■ About this task: Please set down each line of the data again, unchanged.
--- Source data Enclosed Below ---
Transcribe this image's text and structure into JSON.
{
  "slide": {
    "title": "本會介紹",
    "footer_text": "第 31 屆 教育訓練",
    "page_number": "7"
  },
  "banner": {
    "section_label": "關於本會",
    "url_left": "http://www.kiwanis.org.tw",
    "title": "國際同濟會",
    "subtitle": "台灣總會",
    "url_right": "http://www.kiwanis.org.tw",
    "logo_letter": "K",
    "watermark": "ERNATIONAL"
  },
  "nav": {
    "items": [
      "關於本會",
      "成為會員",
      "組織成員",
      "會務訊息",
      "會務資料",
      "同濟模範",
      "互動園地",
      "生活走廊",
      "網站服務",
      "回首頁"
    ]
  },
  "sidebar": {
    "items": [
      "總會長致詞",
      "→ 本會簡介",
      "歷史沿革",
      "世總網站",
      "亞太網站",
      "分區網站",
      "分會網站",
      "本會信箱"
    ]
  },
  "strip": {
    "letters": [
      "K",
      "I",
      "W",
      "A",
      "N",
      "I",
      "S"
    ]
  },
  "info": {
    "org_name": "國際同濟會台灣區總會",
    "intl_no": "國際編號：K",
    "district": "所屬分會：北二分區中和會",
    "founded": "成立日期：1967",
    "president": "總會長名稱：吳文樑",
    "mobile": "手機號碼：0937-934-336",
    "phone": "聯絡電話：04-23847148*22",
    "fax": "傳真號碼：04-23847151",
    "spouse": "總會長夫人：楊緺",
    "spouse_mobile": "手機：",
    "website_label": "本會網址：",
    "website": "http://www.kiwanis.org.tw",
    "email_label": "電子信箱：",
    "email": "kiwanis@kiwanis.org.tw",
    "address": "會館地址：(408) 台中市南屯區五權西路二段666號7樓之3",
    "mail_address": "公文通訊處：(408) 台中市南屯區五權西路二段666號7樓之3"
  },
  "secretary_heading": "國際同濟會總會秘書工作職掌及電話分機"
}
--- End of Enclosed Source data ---
■ Task response:
Transcribe this image's text and structure into JSON.
{
  "slide": {
    "title": "本會介紹",
    "footer_text": "第 31 屆 教育訓練",
    "page_number": "7"
  },
  "banner": {
    "section_label": "關於本會",
    "url_left": "http://www.kiwanis.org.tw",
    "title": "國際同濟會",
    "subtitle": "台灣總會",
    "url_right": "http://www.kiwanis.org.tw",
    "logo_letter": "K",
    "watermark": "ERNATIONAL"
  },
  "nav": {
    "items": [
      "關於本會",
      "成為會員",
      "組織成員",
      "會務訊息",
      "會務資料",
      "同濟模範",
      "互動園地",
      "生活走廊",
      "網站服務",
      "回首頁"
    ]
  },
  "sidebar": {
    "items": [
      "總會長致詞",
      "→ 本會簡介",
      "歷史沿革",
      "世總網站",
      "亞太網站",
      "分區網站",
      "分會網站",
      "本會信箱"
    ]
  },
  "strip": {
    "letters": [
      "K",
      "I",
      "W",
      "A",
      "N",
      "I",
      "S"
    ]
  },
  "info": {
    "org_name": "國際同濟會台灣區總會",
    "intl_no": "國際編號：K",
    "district": "所屬分會：北二分區中和會",
    "founded": "成立日期：1967",
    "president": "總會長名稱：吳文樑",
    "mobile": "手機號碼：0937-934-336",
    "phone": "聯絡電話：04-23847148*22",
    "fax": "傳真號碼：04-23847151",
    "spouse": "總會長夫人：楊緺",
    "spouse_mobile": "手機：",
    "website_label": "本會網址：",
    "website": "http://www.kiwanis.org.tw",
    "email_label": "電子信箱：",
    "email": "kiwanis@kiwanis.org.tw",
    "address": "會館地址：(408) 台中市南屯區五權西路二段666號7樓之3",
    "mail_address": "公文通訊處：(408) 台中市南屯區五權西路二段666號7樓之3"
  },
  "secretary_heading": "國際同濟會總會秘書工作職掌及電話分機"
}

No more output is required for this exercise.